What the task requires -
Please copy out each line of the listing that contains the word "icon".

Records -
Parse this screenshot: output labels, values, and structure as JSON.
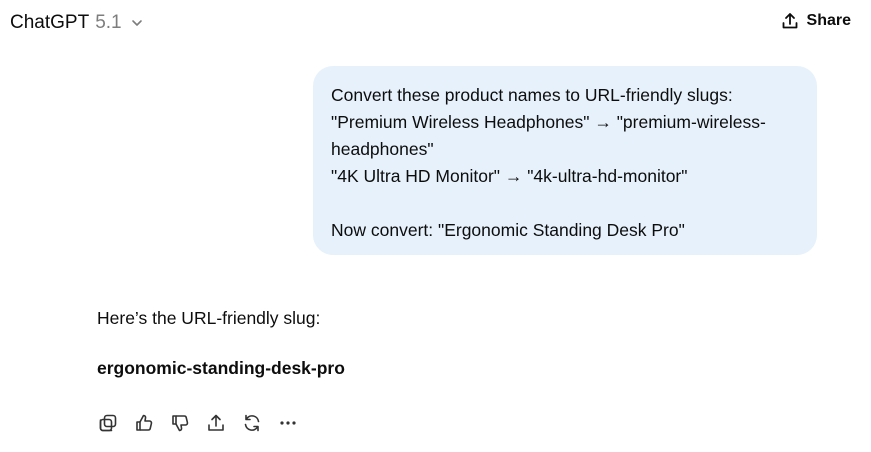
{
  "header": {
    "model_name": "ChatGPT",
    "model_version": "5.1",
    "share_label": "Share"
  },
  "conversation": {
    "user_message": {
      "lines": [
        "Convert these product names to URL-friendly slugs:",
        "\"Premium Wireless Headphones\" → \"premium-wireless-",
        "headphones\"",
        "\"4K Ultra HD Monitor\" → \"4k-ultra-hd-monitor\"",
        "",
        "Now convert: \"Ergonomic Standing Desk Pro\""
      ]
    },
    "assistant_message": {
      "intro": "Here’s the URL-friendly slug:",
      "slug": "ergonomic-standing-desk-pro"
    },
    "actions": [
      {
        "name": "copy-icon"
      },
      {
        "name": "thumbs-up-icon"
      },
      {
        "name": "thumbs-down-icon"
      },
      {
        "name": "share-icon"
      },
      {
        "name": "regenerate-icon"
      },
      {
        "name": "more-icon"
      }
    ]
  },
  "colors": {
    "user_bubble_bg": "#e6f1fb",
    "text": "#0d0d0d",
    "muted": "#7d7d7d"
  }
}
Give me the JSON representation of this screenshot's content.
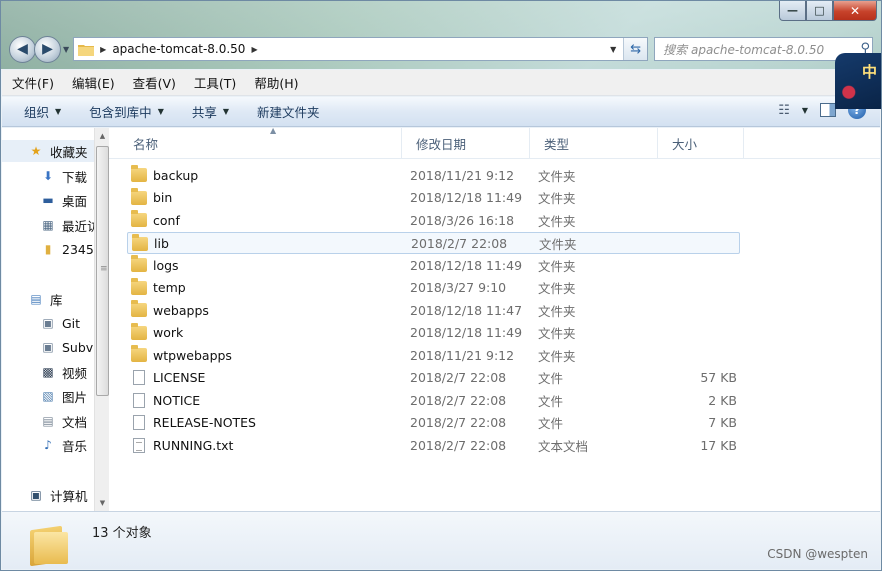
{
  "window": {
    "caption_buttons": {
      "minimize": "—",
      "maximize": "□",
      "close": "✕"
    }
  },
  "address_bar": {
    "path_segment": "apache-tomcat-8.0.50",
    "search_placeholder": "搜索 apache-tomcat-8.0.50"
  },
  "ime_badge": "中",
  "menu": [
    "文件(F)",
    "编辑(E)",
    "查看(V)",
    "工具(T)",
    "帮助(H)"
  ],
  "commands": {
    "organize": "组织",
    "include_in_library": "包含到库中",
    "share": "共享",
    "new_folder": "新建文件夹"
  },
  "nav_pane": {
    "favorites": "收藏夹",
    "fav_items": [
      "下载",
      "桌面",
      "最近访",
      "2345"
    ],
    "libraries": "库",
    "lib_items": [
      "Git",
      "Subv",
      "视频",
      "图片",
      "文档",
      "音乐"
    ],
    "computer": "计算机"
  },
  "columns": {
    "name": "名称",
    "date": "修改日期",
    "type": "类型",
    "size": "大小"
  },
  "files": [
    {
      "name": "backup",
      "date": "2018/11/21 9:12",
      "type": "文件夹",
      "size": "",
      "kind": "folder"
    },
    {
      "name": "bin",
      "date": "2018/12/18 11:49",
      "type": "文件夹",
      "size": "",
      "kind": "folder"
    },
    {
      "name": "conf",
      "date": "2018/3/26 16:18",
      "type": "文件夹",
      "size": "",
      "kind": "folder"
    },
    {
      "name": "lib",
      "date": "2018/2/7 22:08",
      "type": "文件夹",
      "size": "",
      "kind": "folder"
    },
    {
      "name": "logs",
      "date": "2018/12/18 11:49",
      "type": "文件夹",
      "size": "",
      "kind": "folder"
    },
    {
      "name": "temp",
      "date": "2018/3/27 9:10",
      "type": "文件夹",
      "size": "",
      "kind": "folder"
    },
    {
      "name": "webapps",
      "date": "2018/12/18 11:47",
      "type": "文件夹",
      "size": "",
      "kind": "folder"
    },
    {
      "name": "work",
      "date": "2018/12/18 11:49",
      "type": "文件夹",
      "size": "",
      "kind": "folder"
    },
    {
      "name": "wtpwebapps",
      "date": "2018/11/21 9:12",
      "type": "文件夹",
      "size": "",
      "kind": "folder"
    },
    {
      "name": "LICENSE",
      "date": "2018/2/7 22:08",
      "type": "文件",
      "size": "57 KB",
      "kind": "file"
    },
    {
      "name": "NOTICE",
      "date": "2018/2/7 22:08",
      "type": "文件",
      "size": "2 KB",
      "kind": "file"
    },
    {
      "name": "RELEASE-NOTES",
      "date": "2018/2/7 22:08",
      "type": "文件",
      "size": "7 KB",
      "kind": "file"
    },
    {
      "name": "RUNNING.txt",
      "date": "2018/2/7 22:08",
      "type": "文本文档",
      "size": "17 KB",
      "kind": "txt"
    }
  ],
  "selected_index": 3,
  "details": {
    "count": "13 个对象"
  },
  "watermark": "CSDN @wespten"
}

Answer area -
        "name": "copy-icon"
        "name": "thumbs-up-icon"
        "name": "thumbs-down-icon"
        "name": "share-icon"
        "name": "regenerate-icon"
        "name": "more-icon"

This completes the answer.